### [Dataset excerpts]
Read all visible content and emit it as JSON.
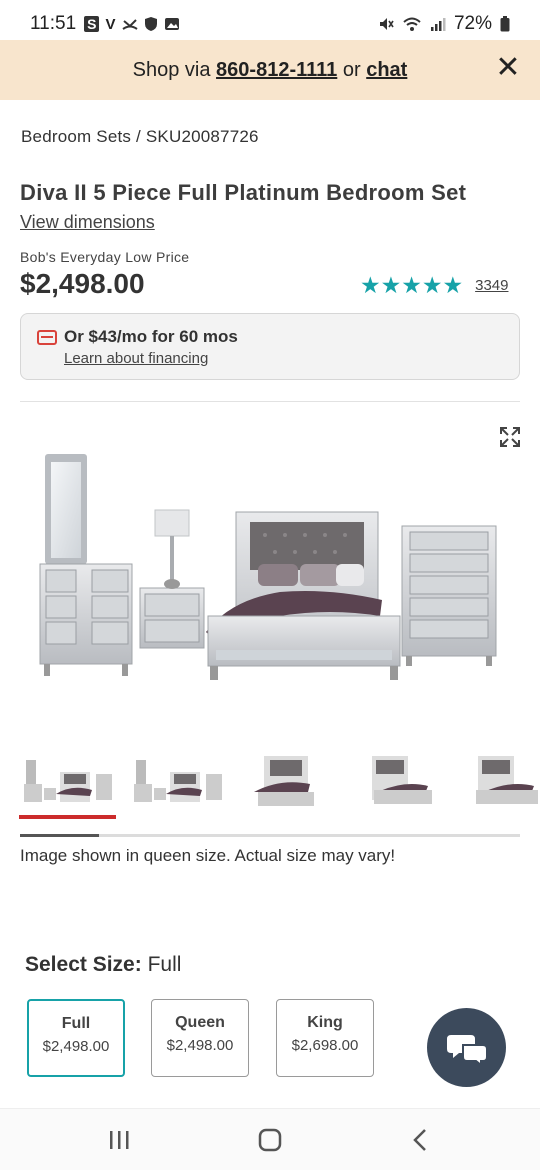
{
  "status_bar": {
    "time": "11:51",
    "left_icons": [
      "S",
      "V"
    ],
    "battery": "72%"
  },
  "promo": {
    "prefix": "Shop via",
    "phone": "860-812-1111",
    "middle": "or",
    "chat": "chat"
  },
  "breadcrumb": "Bedroom Sets /  SKU20087726",
  "product": {
    "title": "Diva II 5 Piece Full Platinum Bedroom Set",
    "dimensions_link": "View dimensions",
    "price_label": "Bob's Everyday Low Price",
    "price": "$2,498.00",
    "rating": 5,
    "stars": "★★★★★",
    "review_count": "3349"
  },
  "financing": {
    "main": "Or $43/mo for 60 mos",
    "link": "Learn about financing"
  },
  "gallery": {
    "note": "Image shown in queen size. Actual size may vary!",
    "thumb_count": 5,
    "active_index": 0
  },
  "size_select": {
    "label": "Select Size:",
    "selected": "Full",
    "options": [
      {
        "name": "Full",
        "price": "$2,498.00"
      },
      {
        "name": "Queen",
        "price": "$2,498.00"
      },
      {
        "name": "King",
        "price": "$2,698.00"
      }
    ]
  },
  "colors": {
    "accent": "#17a2a8",
    "promo_bg": "#f8e5cd",
    "active_thumb": "#cc2b2b",
    "chat_fab": "#3c4a5c"
  }
}
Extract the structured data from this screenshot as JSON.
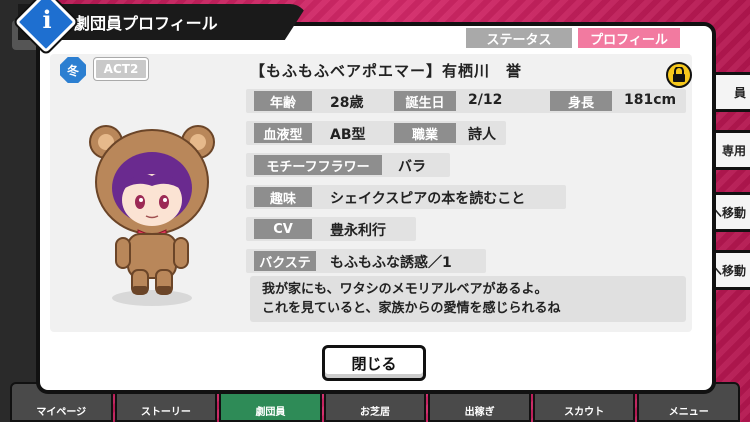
{
  "dialog": {
    "title": "劇団員プロフィール",
    "tabs": {
      "status": "ステータス",
      "profile": "プロフィール"
    },
    "season_badge": "冬",
    "act_badge": "ACT2",
    "character_name": "【もふもふベアポエマー】有栖川　誉",
    "fields": {
      "age_label": "年齢",
      "age_value": "28歳",
      "birthday_label": "誕生日",
      "birthday_value": "2/12",
      "height_label": "身長",
      "height_value": "181cm",
      "blood_label": "血液型",
      "blood_value": "AB型",
      "job_label": "職業",
      "job_value": "詩人",
      "flower_label": "モチーフフラワー",
      "flower_value": "バラ",
      "hobby_label": "趣味",
      "hobby_value": "シェイクスピアの本を読むこと",
      "cv_label": "CV",
      "cv_value": "豊永利行",
      "buff_label": "バクステ",
      "buff_value": "もふもふな誘惑／1"
    },
    "description_line1": "我が家にも、ワタシのメモリアルベアがあるよ。",
    "description_line2": "これを見ていると、家族からの愛情を感じられるね",
    "close_label": "閉じる"
  },
  "side_buttons": [
    "員",
    "専用",
    "へ移動",
    "へ移動"
  ],
  "bottom_nav": [
    "マイページ",
    "ストーリー",
    "劇団員",
    "お芝居",
    "出稼ぎ",
    "スカウト",
    "メニュー"
  ],
  "colors": {
    "accent_pink": "#f27aa0",
    "info_blue": "#1e6fd0",
    "lock_yellow": "#f6c81c"
  }
}
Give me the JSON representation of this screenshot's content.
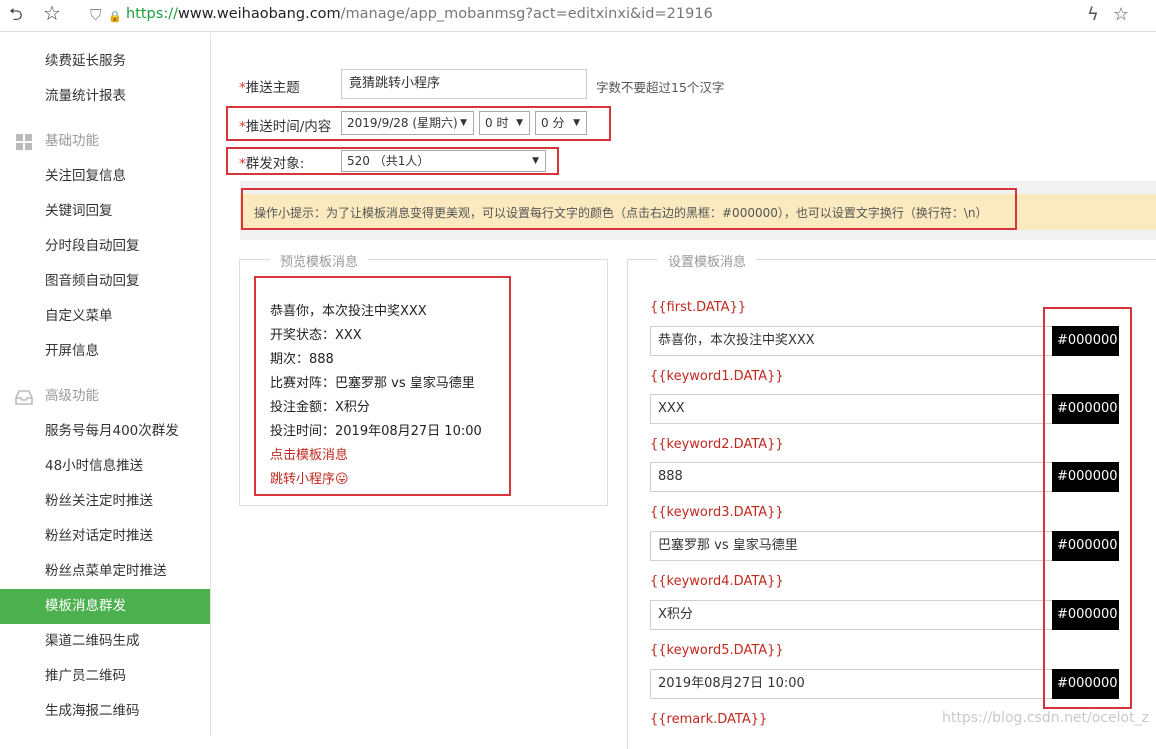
{
  "browser": {
    "url_scheme": "https://",
    "url_host": "www.weihaobang.com",
    "url_path": "/manage/app_mobanmsg?act=editxinxi&id=21916",
    "back_glyph": "⮌",
    "star_glyph": "☆",
    "shield_glyph": "⛉",
    "lock_glyph": "🔒",
    "bolt_glyph": "ϟ"
  },
  "sidebar": {
    "items_top": [
      "续费延长服务",
      "流量统计报表"
    ],
    "group1": "基础功能",
    "group1_items": [
      "关注回复信息",
      "关键词回复",
      "分时段自动回复",
      "图音频自动回复",
      "自定义菜单",
      "开屏信息"
    ],
    "group2": "高级功能",
    "group2_items": [
      "服务号每月400次群发",
      "48小时信息推送",
      "粉丝关注定时推送",
      "粉丝对话定时推送",
      "粉丝点菜单定时推送",
      "模板消息群发",
      "渠道二维码生成",
      "推广员二维码",
      "生成海报二维码"
    ],
    "active_item": "模板消息群发",
    "active_color": "#4cb04f"
  },
  "form": {
    "required_mark": "*",
    "subject_label": "推送主题",
    "subject_value": "竟猜跳转小程序",
    "subject_hint": "字数不要超过15个汉字",
    "time_label": "推送时间/内容",
    "date_value": "2019/9/28 (星期六)",
    "hour_value": "0 时",
    "minute_value": "0 分",
    "target_label": "群发对象:",
    "target_value": "520 （共1人）",
    "arrow_glyph": "▼"
  },
  "tip": "操作小提示：为了让模板消息变得更美观，可以设置每行文字的颜色（点击右边的黑框：#000000），也可以设置文字换行（换行符：\\n）",
  "preview": {
    "title": "预览模板消息",
    "lines": [
      "恭喜你，本次投注中奖XXX",
      "开奖状态：XXX",
      "期次：888",
      "比赛对阵：巴塞罗那 vs 皇家马德里",
      "投注金额：X积分",
      "投注时间：2019年08月27日 10:00"
    ],
    "link1": "点击模板消息",
    "link2": "跳转小程序",
    "emoji": "😛"
  },
  "settings": {
    "title": "设置模板消息",
    "fields": [
      {
        "label": "{{first.DATA}}",
        "value": "恭喜你，本次投注中奖XXX",
        "color": "#000000"
      },
      {
        "label": "{{keyword1.DATA}}",
        "value": "XXX",
        "color": "#000000"
      },
      {
        "label": "{{keyword2.DATA}}",
        "value": "888",
        "color": "#000000"
      },
      {
        "label": "{{keyword3.DATA}}",
        "value": "巴塞罗那 vs 皇家马德里",
        "color": "#000000"
      },
      {
        "label": "{{keyword4.DATA}}",
        "value": "X积分",
        "color": "#000000"
      },
      {
        "label": "{{keyword5.DATA}}",
        "value": "2019年08月27日 10:00",
        "color": "#000000"
      }
    ],
    "remark_label": "{{remark.DATA}}"
  },
  "watermark": "https://blog.csdn.net/ocelot_z"
}
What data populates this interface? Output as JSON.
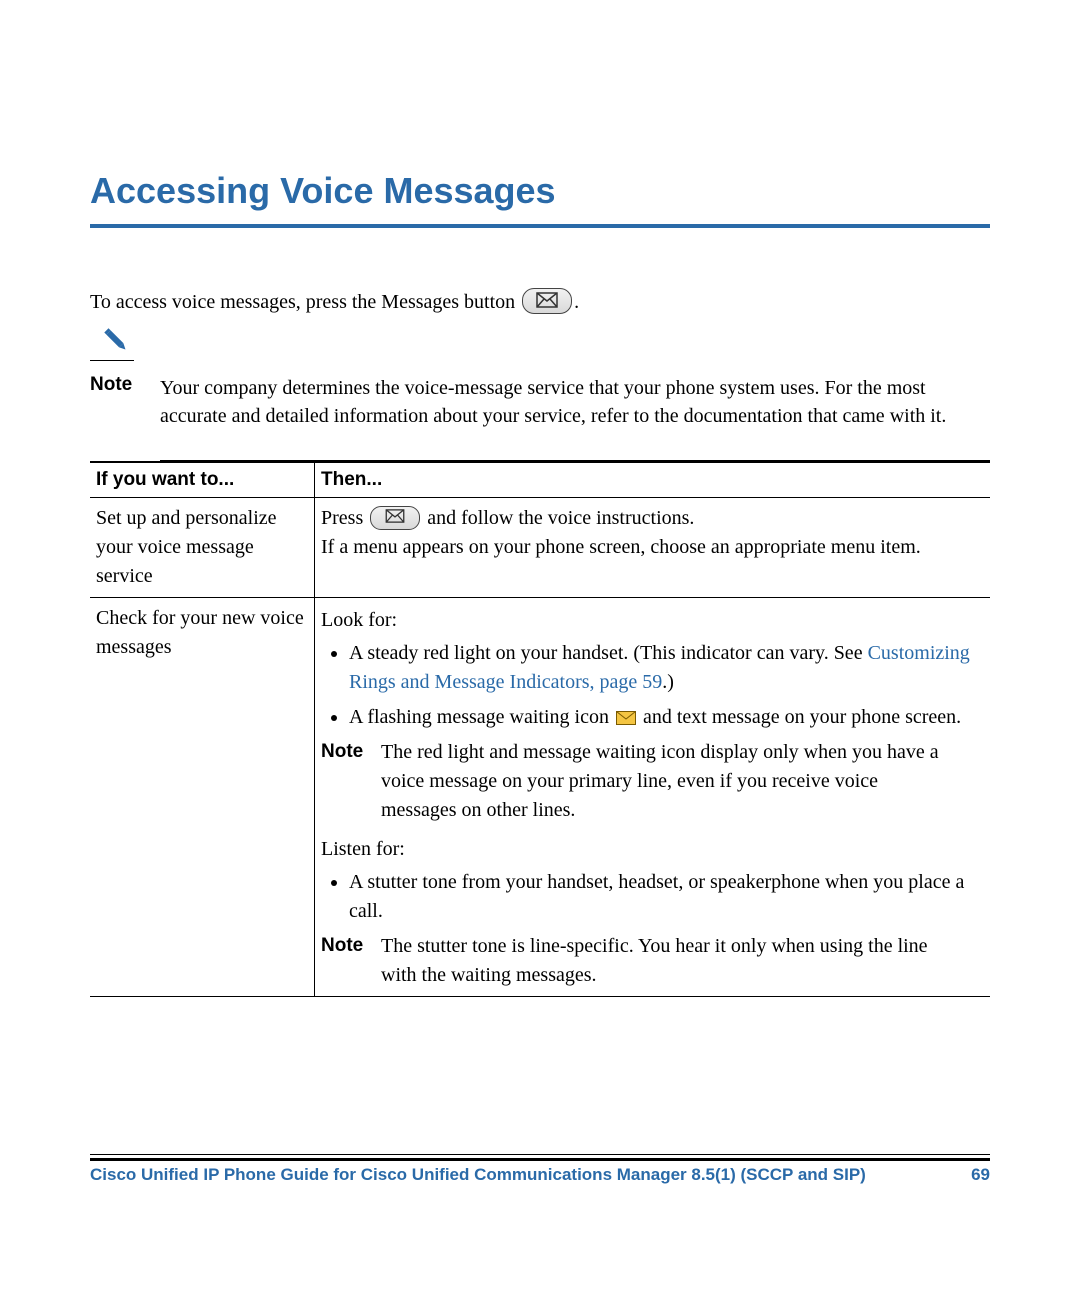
{
  "title": "Accessing Voice Messages",
  "intro": {
    "before_icon": "To access voice messages, press the Messages button ",
    "after_icon": "."
  },
  "note": {
    "label": "Note",
    "text": "Your company determines the voice-message service that your phone system uses. For the most accurate and detailed information about your service, refer to the documentation that came with it."
  },
  "table": {
    "headers": {
      "col1": "If you want to...",
      "col2": "Then..."
    },
    "rows": [
      {
        "want": "Set up and personalize your voice message service",
        "then": {
          "press_before": "Press ",
          "press_after": " and follow the voice instructions.",
          "line2": "If a menu appears on your phone screen, choose an appropriate menu item."
        }
      },
      {
        "want": "Check for your new voice messages",
        "then": {
          "lookfor_label": "Look for:",
          "bullet1_a": "A steady red light on your handset. (This indicator can vary. See ",
          "bullet1_link": "Customizing Rings and Message Indicators, page 59",
          "bullet1_b": ".)",
          "bullet2_a": "A flashing message waiting icon ",
          "bullet2_b": " and text message on your phone screen.",
          "note1_label": "Note",
          "note1_text": "The red light and message waiting icon display only when you have a voice message on your primary line, even if you receive voice messages on other lines.",
          "listenfor_label": "Listen for:",
          "bullet3": "A stutter tone from your handset, headset, or speakerphone when you place a call.",
          "note2_label": "Note",
          "note2_text": "The stutter tone is line-specific. You hear it only when using the line with the waiting messages."
        }
      }
    ]
  },
  "footer": {
    "text": "Cisco Unified IP Phone Guide for Cisco Unified Communications Manager 8.5(1) (SCCP and SIP)",
    "page": "69"
  },
  "icons": {
    "messages_button": "messages-button-icon",
    "envelope_yellow": "envelope-yellow-icon",
    "pencil": "pencil-icon"
  }
}
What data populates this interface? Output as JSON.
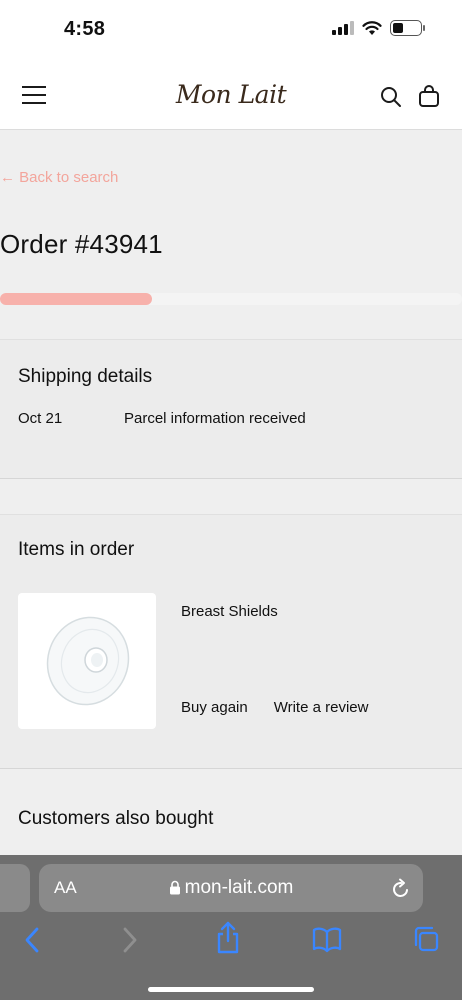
{
  "status_bar": {
    "time": "4:58"
  },
  "header": {
    "logo": "Mon Lait"
  },
  "order": {
    "back_label": "← Back to search",
    "title": "Order #43941",
    "progress_fraction": 0.33
  },
  "shipping": {
    "title": "Shipping details",
    "events": [
      {
        "date": "Oct 21",
        "status": "Parcel information received"
      }
    ]
  },
  "items": {
    "title": "Items in order",
    "products": [
      {
        "name": "Breast Shields",
        "buy_again": "Buy again",
        "review": "Write a review"
      }
    ]
  },
  "also_bought": {
    "title": "Customers also bought"
  },
  "browser": {
    "text_size_label": "AA",
    "url": "mon-lait.com"
  },
  "colors": {
    "accent": "#f7b1ab",
    "link": "#f3a59c",
    "brand": "#3a2a1c",
    "ios_blue": "#3a86ff"
  }
}
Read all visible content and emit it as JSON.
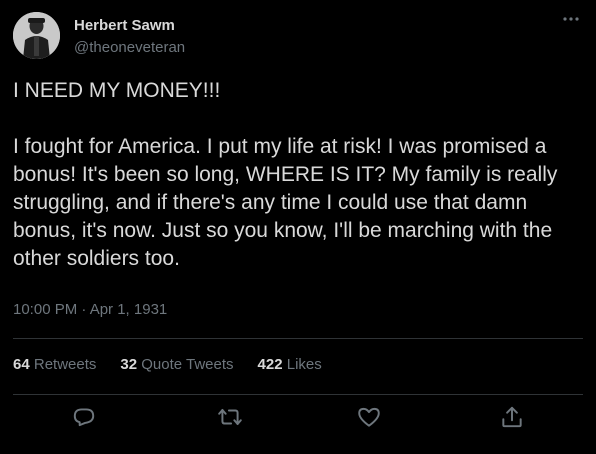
{
  "author": {
    "name": "Herbert Sawm",
    "handle": "@theoneveteran"
  },
  "tweet": {
    "headline": "I NEED MY MONEY!!!",
    "body": "I fought for America. I put my life at risk! I was promised a bonus! It's been so long, WHERE IS IT? My family is really struggling, and if there's any time I could use that damn bonus, it's now. Just so you know, I'll be marching with the other soldiers too.",
    "timestamp": "10:00 PM · Apr 1, 1931"
  },
  "stats": {
    "retweets_count": "64",
    "retweets_label": "Retweets",
    "quotes_count": "32",
    "quotes_label": "Quote Tweets",
    "likes_count": "422",
    "likes_label": "Likes"
  },
  "actions": [
    "reply-icon",
    "retweet-icon",
    "like-icon",
    "share-icon"
  ],
  "colors": {
    "background": "#000000",
    "text": "#d9d9d9",
    "muted": "#6e767d",
    "divider": "#2f3336"
  }
}
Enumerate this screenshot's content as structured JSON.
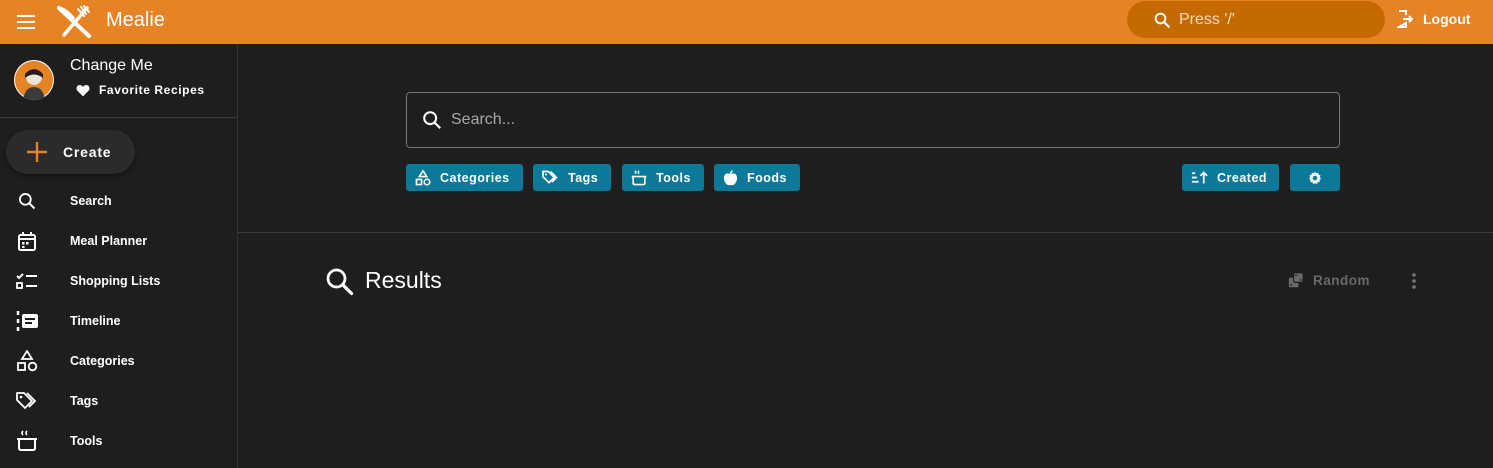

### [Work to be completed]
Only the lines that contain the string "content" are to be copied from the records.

### [Exercise result]
Read all visible content and emit it as JSON.
Give me the JSON representation of this screenshot's content.
Read all visible content and emit it as JSON.
Enumerate this screenshot's content as structured JSON.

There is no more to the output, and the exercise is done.